The Centennial approaches...

San Francisco in 1906 was the largest city and most important port on the Pacific Coast, the financial center of the West, the ninth-largest city in the United States. The Palace was the biggest hotel in the West.

San Francisco had the most populous Chinatown outside of Asia, the U.S. Mint at Fifth and Mission streets was the largest in the world, and in its vaults was $222 million in gold, one-third of the country's gold supplies.

San Francisco had been a U.S. city for not quite 60 years, but by the turn of the 20th century, it was world famous.


And let's not forget this:

Rich San Franciscans drank pisco punches, and poor ones drank steam beer.
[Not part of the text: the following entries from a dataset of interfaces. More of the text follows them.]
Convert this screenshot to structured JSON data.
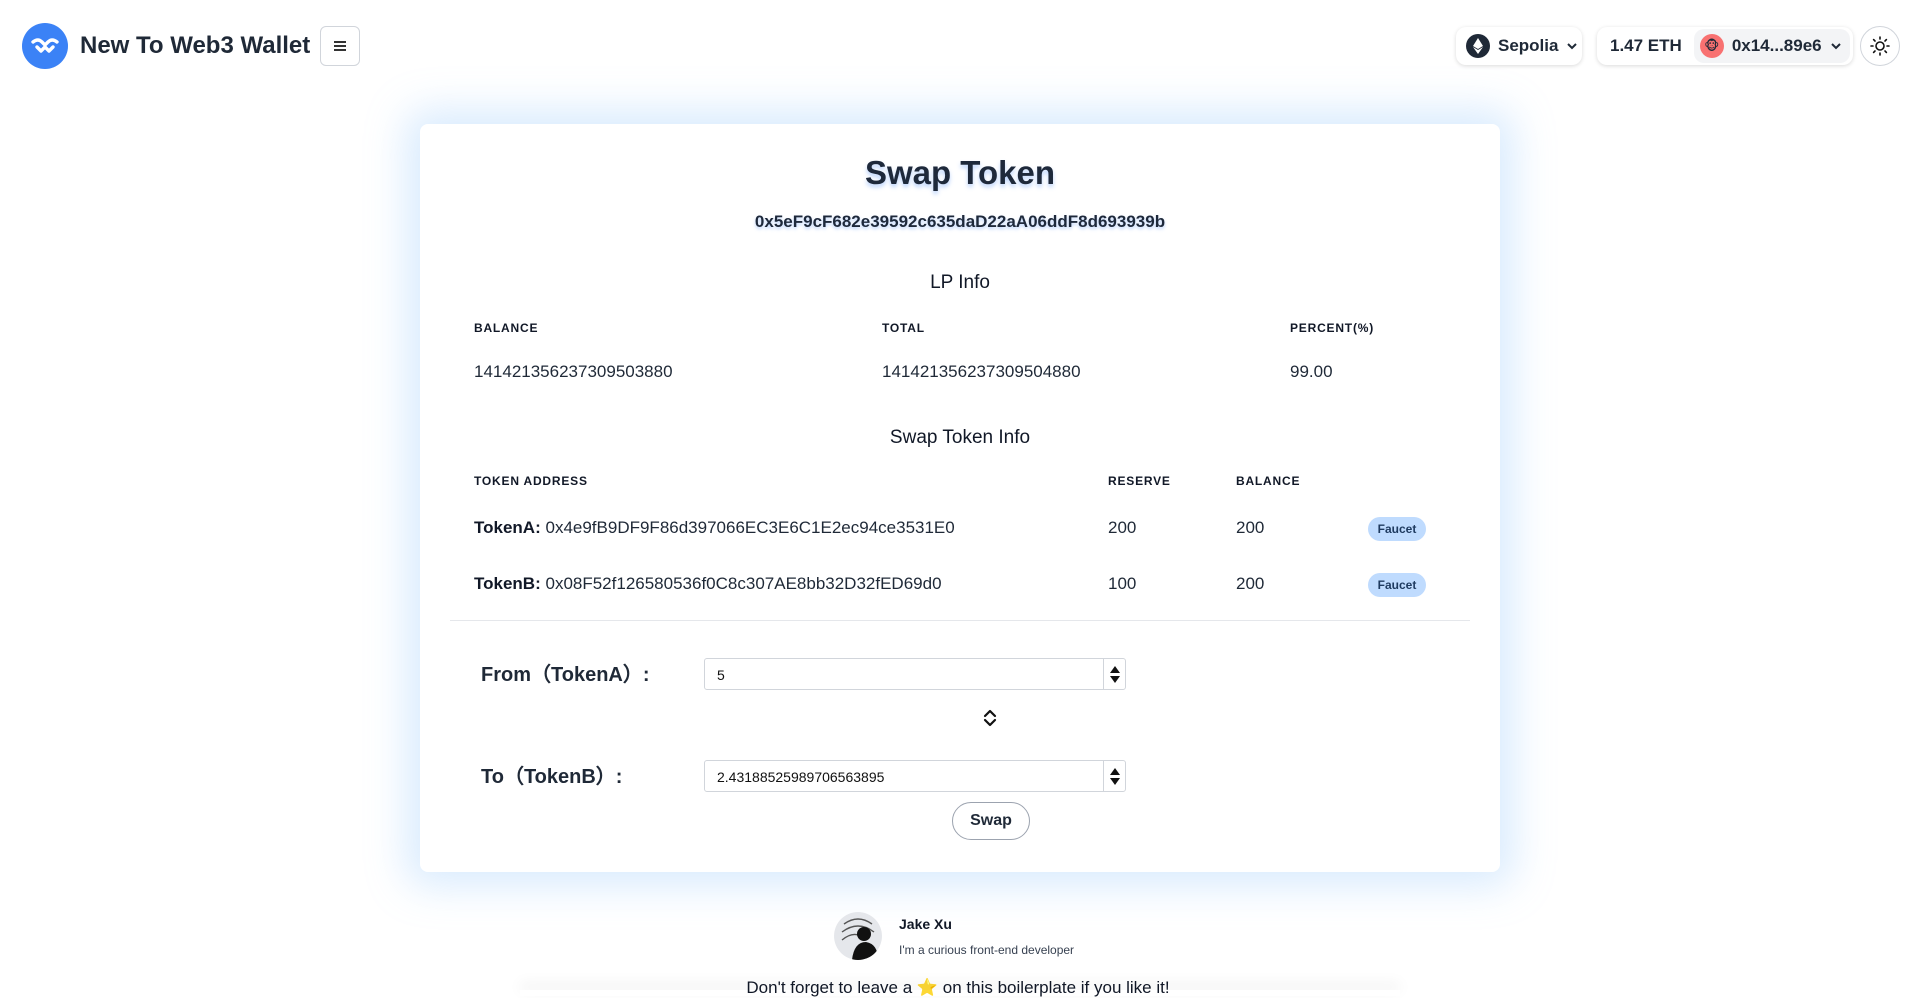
{
  "header": {
    "app_name": "New To Web3 Wallet",
    "network": "Sepolia",
    "balance": "1.47 ETH",
    "account": "0x14...89e6"
  },
  "card": {
    "title": "Swap Token",
    "contract_address": "0x5eF9cF682e39592c635daD22aA06ddF8d693939b",
    "lp_info": {
      "title": "LP Info",
      "headers": [
        "BALANCE",
        "TOTAL",
        "PERCENT(%)"
      ],
      "row": [
        "141421356237309503880",
        "141421356237309504880",
        "99.00"
      ]
    },
    "token_info": {
      "title": "Swap Token Info",
      "headers": [
        "TOKEN ADDRESS",
        "RESERVE",
        "BALANCE"
      ],
      "rows": [
        {
          "name": "TokenA:",
          "address": "0x4e9fB9DF9F86d397066EC3E6C1E2ec94ce3531E0",
          "reserve": "200",
          "balance": "200",
          "action": "Faucet"
        },
        {
          "name": "TokenB:",
          "address": "0x08F52f126580536f0C8c307AE8bb32D32fED69d0",
          "reserve": "100",
          "balance": "200",
          "action": "Faucet"
        }
      ]
    },
    "form": {
      "from_label": "From（TokenA）:",
      "from_value": "5",
      "to_label": "To（TokenB）:",
      "to_value": "2.43188525989706563895",
      "swap_label": "Swap"
    }
  },
  "footer": {
    "author_name": "Jake Xu",
    "author_bio": "I'm a curious front-end developer",
    "note": "Don't forget to leave a ⭐ on this boilerplate if you like it!"
  },
  "colors": {
    "brand": "#3b82f6",
    "faucet_bg": "#bfdbfe",
    "card_glow": "#93c5fd"
  }
}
San Francisco was on the cutting edge of drinking, and bartenders claimed they had invented a gin and vermouth concoction they called the Martinez cocktail, a drink now known as the martini.

Or this:

In 1906, San Francisco had five daily newspapers and half a dozen others in foreign languages, 42 banks and 120 places of worship, but also 3,117 places where liquor was sold.

Last post on the 1906 earthquake here.

No comments: